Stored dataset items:
· · · ·

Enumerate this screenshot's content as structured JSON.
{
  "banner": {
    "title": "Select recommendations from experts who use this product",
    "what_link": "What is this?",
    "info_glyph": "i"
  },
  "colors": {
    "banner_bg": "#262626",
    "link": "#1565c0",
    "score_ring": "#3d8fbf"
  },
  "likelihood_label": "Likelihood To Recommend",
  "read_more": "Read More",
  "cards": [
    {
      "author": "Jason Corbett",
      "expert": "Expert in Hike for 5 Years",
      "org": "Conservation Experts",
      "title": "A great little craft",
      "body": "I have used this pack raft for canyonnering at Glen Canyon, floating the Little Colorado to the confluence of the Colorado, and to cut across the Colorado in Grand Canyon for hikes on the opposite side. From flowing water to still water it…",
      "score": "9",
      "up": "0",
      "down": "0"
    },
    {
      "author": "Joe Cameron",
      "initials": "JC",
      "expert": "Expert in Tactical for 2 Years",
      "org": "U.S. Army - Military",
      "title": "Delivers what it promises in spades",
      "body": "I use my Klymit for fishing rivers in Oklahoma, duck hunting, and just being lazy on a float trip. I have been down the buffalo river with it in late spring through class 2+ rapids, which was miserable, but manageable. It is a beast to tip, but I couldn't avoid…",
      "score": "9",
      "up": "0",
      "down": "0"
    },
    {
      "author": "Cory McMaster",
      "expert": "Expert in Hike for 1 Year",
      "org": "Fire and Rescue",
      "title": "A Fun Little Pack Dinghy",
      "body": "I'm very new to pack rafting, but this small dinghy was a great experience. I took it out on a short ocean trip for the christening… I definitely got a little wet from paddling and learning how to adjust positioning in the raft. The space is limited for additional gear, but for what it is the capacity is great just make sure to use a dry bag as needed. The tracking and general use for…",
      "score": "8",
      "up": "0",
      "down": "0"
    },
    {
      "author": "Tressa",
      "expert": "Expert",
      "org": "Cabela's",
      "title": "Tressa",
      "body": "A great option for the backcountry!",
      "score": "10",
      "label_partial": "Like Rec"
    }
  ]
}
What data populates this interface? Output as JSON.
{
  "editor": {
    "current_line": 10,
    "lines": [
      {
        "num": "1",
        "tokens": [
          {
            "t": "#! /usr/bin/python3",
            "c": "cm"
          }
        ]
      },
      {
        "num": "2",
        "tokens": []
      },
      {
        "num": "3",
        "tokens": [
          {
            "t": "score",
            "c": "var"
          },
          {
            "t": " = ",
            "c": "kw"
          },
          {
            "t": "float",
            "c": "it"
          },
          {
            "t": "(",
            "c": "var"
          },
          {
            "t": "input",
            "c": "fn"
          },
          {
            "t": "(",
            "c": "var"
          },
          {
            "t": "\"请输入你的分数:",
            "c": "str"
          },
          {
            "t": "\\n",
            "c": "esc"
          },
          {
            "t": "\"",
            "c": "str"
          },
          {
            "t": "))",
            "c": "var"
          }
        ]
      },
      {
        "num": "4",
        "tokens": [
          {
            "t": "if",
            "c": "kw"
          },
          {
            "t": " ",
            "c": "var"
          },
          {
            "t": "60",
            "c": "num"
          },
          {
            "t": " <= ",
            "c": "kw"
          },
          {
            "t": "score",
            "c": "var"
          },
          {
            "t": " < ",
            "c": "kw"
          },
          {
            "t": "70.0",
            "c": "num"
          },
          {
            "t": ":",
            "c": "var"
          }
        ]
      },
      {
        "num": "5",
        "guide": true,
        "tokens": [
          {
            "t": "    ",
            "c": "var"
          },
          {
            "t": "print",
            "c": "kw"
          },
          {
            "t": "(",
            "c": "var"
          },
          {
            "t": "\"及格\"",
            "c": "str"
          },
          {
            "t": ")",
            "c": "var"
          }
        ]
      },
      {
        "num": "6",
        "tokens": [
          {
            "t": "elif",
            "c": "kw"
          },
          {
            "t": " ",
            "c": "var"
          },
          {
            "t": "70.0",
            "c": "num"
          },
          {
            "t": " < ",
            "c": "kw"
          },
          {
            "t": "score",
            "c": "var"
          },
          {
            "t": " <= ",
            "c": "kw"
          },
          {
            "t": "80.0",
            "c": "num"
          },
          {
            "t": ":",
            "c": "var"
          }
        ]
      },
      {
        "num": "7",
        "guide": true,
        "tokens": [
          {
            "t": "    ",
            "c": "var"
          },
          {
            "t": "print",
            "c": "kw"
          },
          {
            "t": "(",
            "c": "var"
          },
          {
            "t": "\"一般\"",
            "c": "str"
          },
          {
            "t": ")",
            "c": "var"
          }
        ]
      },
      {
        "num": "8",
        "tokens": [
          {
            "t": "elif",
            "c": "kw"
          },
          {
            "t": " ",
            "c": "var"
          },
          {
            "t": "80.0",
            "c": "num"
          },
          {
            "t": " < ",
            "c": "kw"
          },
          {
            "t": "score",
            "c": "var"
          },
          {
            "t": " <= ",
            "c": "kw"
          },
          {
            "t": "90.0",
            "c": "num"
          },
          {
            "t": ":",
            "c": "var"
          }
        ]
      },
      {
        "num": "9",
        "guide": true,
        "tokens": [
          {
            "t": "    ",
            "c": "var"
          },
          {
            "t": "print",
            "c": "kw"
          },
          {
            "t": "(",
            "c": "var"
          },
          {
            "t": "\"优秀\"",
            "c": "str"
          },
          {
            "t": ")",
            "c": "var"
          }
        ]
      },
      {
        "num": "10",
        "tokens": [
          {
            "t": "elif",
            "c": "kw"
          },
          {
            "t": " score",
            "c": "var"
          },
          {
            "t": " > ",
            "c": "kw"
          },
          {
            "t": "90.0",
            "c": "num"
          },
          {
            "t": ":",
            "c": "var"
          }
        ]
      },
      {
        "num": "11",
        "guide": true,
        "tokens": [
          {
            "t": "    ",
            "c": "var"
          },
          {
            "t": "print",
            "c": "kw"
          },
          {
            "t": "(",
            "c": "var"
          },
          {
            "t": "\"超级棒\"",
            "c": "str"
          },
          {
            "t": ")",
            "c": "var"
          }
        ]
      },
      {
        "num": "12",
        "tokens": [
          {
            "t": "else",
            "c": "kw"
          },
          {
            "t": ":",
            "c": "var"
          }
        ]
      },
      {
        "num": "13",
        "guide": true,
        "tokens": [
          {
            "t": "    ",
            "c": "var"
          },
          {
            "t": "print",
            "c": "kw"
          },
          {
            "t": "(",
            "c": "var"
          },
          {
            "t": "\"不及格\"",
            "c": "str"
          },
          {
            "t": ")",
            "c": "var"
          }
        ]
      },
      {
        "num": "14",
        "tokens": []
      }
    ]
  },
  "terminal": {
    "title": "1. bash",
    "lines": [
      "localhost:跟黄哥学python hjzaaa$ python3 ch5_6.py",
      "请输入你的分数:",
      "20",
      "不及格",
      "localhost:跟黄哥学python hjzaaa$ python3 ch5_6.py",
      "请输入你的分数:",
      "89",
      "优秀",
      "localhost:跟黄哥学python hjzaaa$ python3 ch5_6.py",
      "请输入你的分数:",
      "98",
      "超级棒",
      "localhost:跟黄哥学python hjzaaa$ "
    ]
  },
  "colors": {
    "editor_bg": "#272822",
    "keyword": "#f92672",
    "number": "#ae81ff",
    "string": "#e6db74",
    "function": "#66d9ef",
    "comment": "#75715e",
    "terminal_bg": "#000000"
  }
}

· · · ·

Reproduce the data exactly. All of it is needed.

■ Result of the exercise:
Enumerate this screenshot's content as structured JSON.
{
  "banner": {
    "title": "Select recommendations from experts who use this product",
    "what_link": "What is this?",
    "info_glyph": "i"
  },
  "colors": {
    "banner_bg": "#262626",
    "link": "#1565c0",
    "score_ring": "#3d8fbf"
  },
  "likelihood_label": "Likelihood To Recommend",
  "read_more": "Read More",
  "cards": [
    {
      "author": "Jason Corbett",
      "expert": "Expert in Hike for 5 Years",
      "org": "Conservation Experts",
      "title": "A great little craft",
      "body": "I have used this pack raft for canyonnering at Glen Canyon, floating the Little Colorado to the confluence of the Colorado, and to cut across the Colorado in Grand Canyon for hikes on the opposite side. From flowing water to still water it…",
      "score": "9",
      "up": "0",
      "down": "0"
    },
    {
      "author": "Joe Cameron",
      "initials": "JC",
      "expert": "Expert in Tactical for 2 Years",
      "org": "U.S. Army - Military",
      "title": "Delivers what it promises in spades",
      "body": "I use my Klymit for fishing rivers in Oklahoma, duck hunting, and just being lazy on a float trip. I have been down the buffalo river with it in late spring through class 2+ rapids, which was miserable, but manageable. It is a beast to tip, but I couldn't avoid…",
      "score": "9",
      "up": "0",
      "down": "0"
    },
    {
      "author": "Cory McMaster",
      "expert": "Expert in Hike for 1 Year",
      "org": "Fire and Rescue",
      "title": "A Fun Little Pack Dinghy",
      "body": "I'm very new to pack rafting, but this small dinghy was a great experience. I took it out on a short ocean trip for the christening… I definitely got a little wet from paddling and learning how to adjust positioning in the raft. The space is limited for additional gear, but for what it is the capacity is great just make sure to use a dry bag as needed. The tracking and general use for…",
      "score": "8",
      "up": "0",
      "down": "0"
    },
    {
      "author": "Tressa",
      "expert": "Expert",
      "org": "Cabela's",
      "title": "Tressa",
      "body": "A great option for the backcountry!",
      "score": "10",
      "label_partial": "Like Rec"
    }
  ]
}
What data populates this interface? Output as JSON.
{
  "editor": {
    "current_line": 10,
    "lines": [
      {
        "num": "1",
        "tokens": [
          {
            "t": "#! /usr/bin/python3",
            "c": "cm"
          }
        ]
      },
      {
        "num": "2",
        "tokens": []
      },
      {
        "num": "3",
        "tokens": [
          {
            "t": "score",
            "c": "var"
          },
          {
            "t": " = ",
            "c": "kw"
          },
          {
            "t": "float",
            "c": "it"
          },
          {
            "t": "(",
            "c": "var"
          },
          {
            "t": "input",
            "c": "fn"
          },
          {
            "t": "(",
            "c": "var"
          },
          {
            "t": "\"请输入你的分数:",
            "c": "str"
          },
          {
            "t": "\\n",
            "c": "esc"
          },
          {
            "t": "\"",
            "c": "str"
          },
          {
            "t": "))",
            "c": "var"
          }
        ]
      },
      {
        "num": "4",
        "tokens": [
          {
            "t": "if",
            "c": "kw"
          },
          {
            "t": " ",
            "c": "var"
          },
          {
            "t": "60",
            "c": "num"
          },
          {
            "t": " <= ",
            "c": "kw"
          },
          {
            "t": "score",
            "c": "var"
          },
          {
            "t": " < ",
            "c": "kw"
          },
          {
            "t": "70.0",
            "c": "num"
          },
          {
            "t": ":",
            "c": "var"
          }
        ]
      },
      {
        "num": "5",
        "guide": true,
        "tokens": [
          {
            "t": "    ",
            "c": "var"
          },
          {
            "t": "print",
            "c": "kw"
          },
          {
            "t": "(",
            "c": "var"
          },
          {
            "t": "\"及格\"",
            "c": "str"
          },
          {
            "t": ")",
            "c": "var"
          }
        ]
      },
      {
        "num": "6",
        "tokens": [
          {
            "t": "elif",
            "c": "kw"
          },
          {
            "t": " ",
            "c": "var"
          },
          {
            "t": "70.0",
            "c": "num"
          },
          {
            "t": " < ",
            "c": "kw"
          },
          {
            "t": "score",
            "c": "var"
          },
          {
            "t": " <= ",
            "c": "kw"
          },
          {
            "t": "80.0",
            "c": "num"
          },
          {
            "t": ":",
            "c": "var"
          }
        ]
      },
      {
        "num": "7",
        "guide": true,
        "tokens": [
          {
            "t": "    ",
            "c": "var"
          },
          {
            "t": "print",
            "c": "kw"
          },
          {
            "t": "(",
            "c": "var"
          },
          {
            "t": "\"一般\"",
            "c": "str"
          },
          {
            "t": ")",
            "c": "var"
          }
        ]
      },
      {
        "num": "8",
        "tokens": [
          {
            "t": "elif",
            "c": "kw"
          },
          {
            "t": " ",
            "c": "var"
          },
          {
            "t": "80.0",
            "c": "num"
          },
          {
            "t": " < ",
            "c": "kw"
          },
          {
            "t": "score",
            "c": "var"
          },
          {
            "t": " <= ",
            "c": "kw"
          },
          {
            "t": "90.0",
            "c": "num"
          },
          {
            "t": ":",
            "c": "var"
          }
        ]
      },
      {
        "num": "9",
        "guide": true,
        "tokens": [
          {
            "t": "    ",
            "c": "var"
          },
          {
            "t": "print",
            "c": "kw"
          },
          {
            "t": "(",
            "c": "var"
          },
          {
            "t": "\"优秀\"",
            "c": "str"
          },
          {
            "t": ")",
            "c": "var"
          }
        ]
      },
      {
        "num": "10",
        "tokens": [
          {
            "t": "elif",
            "c": "kw"
          },
          {
            "t": " score",
            "c": "var"
          },
          {
            "t": " > ",
            "c": "kw"
          },
          {
            "t": "90.0",
            "c": "num"
          },
          {
            "t": ":",
            "c": "var"
          }
        ]
      },
      {
        "num": "11",
        "guide": true,
        "tokens": [
          {
            "t": "    ",
            "c": "var"
          },
          {
            "t": "print",
            "c": "kw"
          },
          {
            "t": "(",
            "c": "var"
          },
          {
            "t": "\"超级棒\"",
            "c": "str"
          },
          {
            "t": ")",
            "c": "var"
          }
        ]
      },
      {
        "num": "12",
        "tokens": [
          {
            "t": "else",
            "c": "kw"
          },
          {
            "t": ":",
            "c": "var"
          }
        ]
      },
      {
        "num": "13",
        "guide": true,
        "tokens": [
          {
            "t": "    ",
            "c": "var"
          },
          {
            "t": "print",
            "c": "kw"
          },
          {
            "t": "(",
            "c": "var"
          },
          {
            "t": "\"不及格\"",
            "c": "str"
          },
          {
            "t": ")",
            "c": "var"
          }
        ]
      },
      {
        "num": "14",
        "tokens": []
      }
    ]
  },
  "terminal": {
    "title": "1. bash",
    "lines": [
      "localhost:跟黄哥学python hjzaaa$ python3 ch5_6.py",
      "请输入你的分数:",
      "20",
      "不及格",
      "localhost:跟黄哥学python hjzaaa$ python3 ch5_6.py",
      "请输入你的分数:",
      "89",
      "优秀",
      "localhost:跟黄哥学python hjzaaa$ python3 ch5_6.py",
      "请输入你的分数:",
      "98",
      "超级棒",
      "localhost:跟黄哥学python hjzaaa$ "
    ]
  },
  "colors": {
    "editor_bg": "#272822",
    "keyword": "#f92672",
    "number": "#ae81ff",
    "string": "#e6db74",
    "function": "#66d9ef",
    "comment": "#75715e",
    "terminal_bg": "#000000"
  }
}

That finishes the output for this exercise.